Editing for Health and Fitness

The following commentary does not necessarily reflect the views of AgWeb or Farm Journal. The opinions expressed below are the author's own.

Gene editing shows considerable potential for improving animal health and welfare and food safety while reducing dependence on antimicrobials and other treatments for livestock diseases. The industry must, however, engage and educate consumers to avoid misconceptions and backlash against a relatively new and difficult-to-understand technology.

While research remains in its early stages, scientists already have announced significant breakthroughs in applying gene editing to livestock breeding. Recently, researchers at the University of Missouri, in collaboration with Kansas State University and genetics company Genus plc, announced they used gene-editing technology to produce a litter of pigs with genetic resistance to Transmissible Gastroenteritis Virus (TGEV). The virus commonly infects the intestines of young pigs, causing almost 100 percent mortality.

Previous research identified an enzyme known as ANPEP that likely serves as a receptor for the TGEV virus, and the researchers used gene editing to create a “null” version of the gene that regulates ANPEP production. This resulted in a litter of pigs that did not become infected when challenged with the TGEV virus.

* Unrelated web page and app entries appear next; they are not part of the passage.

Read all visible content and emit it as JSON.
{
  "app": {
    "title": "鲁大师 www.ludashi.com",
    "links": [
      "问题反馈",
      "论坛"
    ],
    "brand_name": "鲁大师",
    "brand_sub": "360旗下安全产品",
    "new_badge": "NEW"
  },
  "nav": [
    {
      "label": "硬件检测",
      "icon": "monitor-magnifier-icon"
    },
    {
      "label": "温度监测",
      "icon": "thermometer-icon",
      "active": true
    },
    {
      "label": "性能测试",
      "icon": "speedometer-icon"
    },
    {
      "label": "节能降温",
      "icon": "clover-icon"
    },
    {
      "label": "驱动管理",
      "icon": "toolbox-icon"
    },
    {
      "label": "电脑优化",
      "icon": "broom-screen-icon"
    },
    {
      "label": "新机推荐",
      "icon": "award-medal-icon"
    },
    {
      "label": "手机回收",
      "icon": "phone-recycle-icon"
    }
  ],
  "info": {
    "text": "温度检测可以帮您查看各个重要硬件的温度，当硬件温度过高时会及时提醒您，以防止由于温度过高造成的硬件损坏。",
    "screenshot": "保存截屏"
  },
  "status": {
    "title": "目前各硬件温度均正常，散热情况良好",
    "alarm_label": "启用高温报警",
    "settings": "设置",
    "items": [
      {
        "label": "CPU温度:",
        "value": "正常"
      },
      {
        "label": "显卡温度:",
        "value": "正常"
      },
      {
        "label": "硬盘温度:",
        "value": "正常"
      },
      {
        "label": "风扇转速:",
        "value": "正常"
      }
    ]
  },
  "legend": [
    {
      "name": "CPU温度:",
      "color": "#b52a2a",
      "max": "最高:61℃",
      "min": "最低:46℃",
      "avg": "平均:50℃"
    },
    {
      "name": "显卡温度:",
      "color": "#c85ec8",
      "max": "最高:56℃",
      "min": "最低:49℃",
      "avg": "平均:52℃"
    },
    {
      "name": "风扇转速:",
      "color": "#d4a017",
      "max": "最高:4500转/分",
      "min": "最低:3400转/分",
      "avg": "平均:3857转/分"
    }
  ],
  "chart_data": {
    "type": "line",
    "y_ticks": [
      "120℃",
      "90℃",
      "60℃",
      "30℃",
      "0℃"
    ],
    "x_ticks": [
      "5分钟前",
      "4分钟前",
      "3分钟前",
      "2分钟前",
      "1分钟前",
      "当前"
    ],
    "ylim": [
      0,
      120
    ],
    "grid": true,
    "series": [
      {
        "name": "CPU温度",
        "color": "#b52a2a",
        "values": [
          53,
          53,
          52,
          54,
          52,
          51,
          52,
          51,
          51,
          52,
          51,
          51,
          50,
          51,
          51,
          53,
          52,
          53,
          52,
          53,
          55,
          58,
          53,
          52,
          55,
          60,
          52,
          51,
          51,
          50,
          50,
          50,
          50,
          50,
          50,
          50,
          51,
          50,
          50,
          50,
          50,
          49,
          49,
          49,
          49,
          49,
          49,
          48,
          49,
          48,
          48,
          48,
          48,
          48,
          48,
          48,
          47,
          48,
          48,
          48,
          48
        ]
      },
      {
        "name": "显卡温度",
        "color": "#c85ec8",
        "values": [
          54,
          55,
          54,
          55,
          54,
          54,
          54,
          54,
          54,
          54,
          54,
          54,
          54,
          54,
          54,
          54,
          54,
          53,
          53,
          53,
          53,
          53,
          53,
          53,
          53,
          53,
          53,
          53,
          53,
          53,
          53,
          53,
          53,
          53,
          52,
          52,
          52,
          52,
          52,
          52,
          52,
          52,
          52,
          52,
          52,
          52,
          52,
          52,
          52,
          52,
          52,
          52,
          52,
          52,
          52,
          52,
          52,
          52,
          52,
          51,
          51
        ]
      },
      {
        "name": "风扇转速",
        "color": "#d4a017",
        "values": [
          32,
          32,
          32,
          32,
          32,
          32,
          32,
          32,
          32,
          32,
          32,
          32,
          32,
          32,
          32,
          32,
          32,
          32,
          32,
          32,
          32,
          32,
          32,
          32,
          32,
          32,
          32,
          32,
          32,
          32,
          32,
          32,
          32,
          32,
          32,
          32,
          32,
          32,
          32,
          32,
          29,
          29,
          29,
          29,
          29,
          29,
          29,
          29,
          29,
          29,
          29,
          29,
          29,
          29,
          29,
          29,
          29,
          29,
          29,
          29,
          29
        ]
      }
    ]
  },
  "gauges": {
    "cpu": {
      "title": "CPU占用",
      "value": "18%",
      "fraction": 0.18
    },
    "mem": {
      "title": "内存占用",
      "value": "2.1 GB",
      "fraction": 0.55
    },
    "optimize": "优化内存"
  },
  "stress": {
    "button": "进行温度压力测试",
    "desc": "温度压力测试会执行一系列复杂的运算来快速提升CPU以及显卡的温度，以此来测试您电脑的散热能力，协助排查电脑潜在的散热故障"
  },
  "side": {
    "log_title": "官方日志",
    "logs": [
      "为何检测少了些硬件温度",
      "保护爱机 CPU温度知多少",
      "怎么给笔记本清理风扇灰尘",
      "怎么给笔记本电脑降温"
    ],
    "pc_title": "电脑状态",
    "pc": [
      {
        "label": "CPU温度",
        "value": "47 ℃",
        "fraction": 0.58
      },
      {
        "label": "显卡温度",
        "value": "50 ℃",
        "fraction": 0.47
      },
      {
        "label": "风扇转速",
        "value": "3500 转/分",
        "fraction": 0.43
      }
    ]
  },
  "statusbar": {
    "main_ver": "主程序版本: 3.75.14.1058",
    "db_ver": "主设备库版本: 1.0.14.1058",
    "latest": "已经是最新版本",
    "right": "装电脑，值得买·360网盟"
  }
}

Back in 2015, some of the same group of researchers identified a protein designated CD163, which apparently plays a role in activating the Porcine Reproductive and Respiratory Syndrome (PRRS) virus in pigs. PRRS, for which there is no effective vaccine, costs North American farmers more than $660 million annually according to research reports. Similar to the more recent study, the researchers edited the gene that regulates production of the CD163 protein, and produced a litter of pigs that demonstrated resistance to the PRRS virus.

While research continues, Genus, plc is working toward commercialization of the gene-editing techniques for disease resistance in pigs.

We know from past experience that consumers, and thus food companies, tend to resist complex technologies when applied to food production, as demonstrated by the preponderance of “GMO-Free” label claims on food products. Consumers here and internationally remain skeptical about genetic engineering in plants and animals, in spite of a lack of evidence showing any threat to human or animal health.

Gene editing, however, differs from the genetic engineering methods used to produce “GMO” plants or animals. While genetic engineering typically uses genetic material from other species to introduce novel and beneficial traits to an organism, gene editing works with the organism’s existing, natural genome. The technology essentially turns on or turns off the function of specific genes to influence a selected trait. In essence, the technology achieves the same goals as conventional selection-based plant or animal breeding, but instead of taking years and multiple generations of crossing and back-crossing, scientists can potentially achieve their genetic goal in a single generation.

It’s a biological shortcut. A cow or pig with genetic resistance to disease acquired through gene editing is all cow or all pig, with DNA borrowed from neither fish nor fowl, nor plant nor insect.

Within the new frontiers of biology, scientists are exploring multiple technologies for genetic progress, such as using genomic data as a tool to augment conventional breeding systems. Gene editing is another tool, potentially an extremely powerful tool, for accelerating propagation of desirable traits in crops and food animals.

The agricultural community needs though, to get ahead of the issue and preempt any backlash from anti-technology activists or consumers. They’ll need reassurance that scientists and regulatory agencies have verified the safety of gene editing in food production, along with documentation of the benefits.

Submitted by Brent Woodward on Fri, 10/19/2018 - 10:19

Nice article John. You summarized well the potential power of gene editing as the next major wave to influence genetic improvement following genomics, and the importance of helping the general public understand it is a way to speed up what producers can do through selective breeding that would take years, resulting in better health for the animals sooner rather than later, for example, and ultimately provide the same or better high-quality protein products consumers want and enjoy.